JHR Expands Project in Jordan

Media trainers work on a group assignment during the first advanced human rights reporting training session held in Amman on December 3 - 4JHR is pleased to announce that the project Increased Citizen Dialogue through Strengthened Media in Jordan will expand with support from the United Nations Democracy Fund.

JHR's project  works with journalists in Jordan to cover human rights stories and increase public awareness of local issues.

The expanded project will use data journalism tools and techniques to help reporters cover local human rights stories more effectively. Journalists will use the Maidan app, a JHR-developed crowd-sourcing smart phone tool to collect data for their stories.

The expanded project will run over two years in partnership with the Jordan Media Institute and Community Media Network, and with pre-existing support from the US Middle East Partnership Initiative. 

Learn more about JHR's work in Jordan.

Photo: Media trainers work on a group assignment during an advanced human rights reporting training workshop in Amman on December 3 - 4


 


Fighting Ebola in Liberia – frontline reporting in a crisis

 Kolubah Akoi didn’t start out to be a hero.

But when the Ebola crisis hit Lofa County in Northern Liberia in July, instead of fleeing, the JHR-trained journalist decided to stay and report on the impacts of the devastating disease.

Kolubah credits his JHR training for giving him both the skills and the courage to stay and report on the epidemic.

“I said to myself, I was trained as a Human Rights Journalist, trained to serve humanity,” he explains. “As a Human Rights trained journalist, there are human rights issues that need to be reported and if I leave who will inform the world?"

Read Kolubah's story and learn how he is using JHR training to bring vital public health information to people in rural Liberia. 


 Image courtesy of Kolubah Akoi
 

Night for Rights Gala raises more than $100,000 for JHR!  

Last month, at the Night for Rights GalaJHR supproters raised more than $100,000 to support strong human rights journalism and JHR programs around world. 

JHR-trained reporters from Kinshasa to Beirut, from Juba to northern Ontario, are covering local human rights stories that change lives. And we couldn't support them without our amazing sponsors and the JHR community. Thank you for helping to put human rights in headlines!

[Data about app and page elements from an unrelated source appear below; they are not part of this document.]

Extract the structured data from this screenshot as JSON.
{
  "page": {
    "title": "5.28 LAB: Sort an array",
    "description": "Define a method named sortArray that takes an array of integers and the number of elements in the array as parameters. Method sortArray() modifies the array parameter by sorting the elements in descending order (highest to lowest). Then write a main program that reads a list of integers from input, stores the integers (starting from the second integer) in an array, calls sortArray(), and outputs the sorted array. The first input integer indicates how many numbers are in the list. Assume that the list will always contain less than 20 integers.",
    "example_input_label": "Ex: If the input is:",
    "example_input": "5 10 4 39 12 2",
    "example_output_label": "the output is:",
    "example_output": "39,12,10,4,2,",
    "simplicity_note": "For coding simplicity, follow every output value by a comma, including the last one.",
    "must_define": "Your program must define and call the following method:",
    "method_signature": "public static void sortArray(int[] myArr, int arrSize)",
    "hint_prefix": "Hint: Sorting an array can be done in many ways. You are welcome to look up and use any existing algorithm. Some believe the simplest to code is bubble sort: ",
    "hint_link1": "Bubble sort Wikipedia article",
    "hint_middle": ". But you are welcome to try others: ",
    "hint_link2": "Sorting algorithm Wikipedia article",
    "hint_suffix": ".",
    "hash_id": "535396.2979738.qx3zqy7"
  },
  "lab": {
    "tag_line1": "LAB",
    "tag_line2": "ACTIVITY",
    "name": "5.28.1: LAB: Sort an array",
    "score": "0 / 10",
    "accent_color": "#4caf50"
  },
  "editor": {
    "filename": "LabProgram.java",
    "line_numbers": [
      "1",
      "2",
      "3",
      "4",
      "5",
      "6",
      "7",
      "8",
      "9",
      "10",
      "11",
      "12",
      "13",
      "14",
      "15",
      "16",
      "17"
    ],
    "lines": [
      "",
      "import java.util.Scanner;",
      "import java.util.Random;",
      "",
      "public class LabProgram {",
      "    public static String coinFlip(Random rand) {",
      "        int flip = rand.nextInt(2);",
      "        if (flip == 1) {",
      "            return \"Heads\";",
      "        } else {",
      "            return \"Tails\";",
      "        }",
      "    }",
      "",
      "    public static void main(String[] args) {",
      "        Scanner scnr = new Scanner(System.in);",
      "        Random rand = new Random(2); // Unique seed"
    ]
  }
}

See more photos from Night for Rights. Check out the Gala website.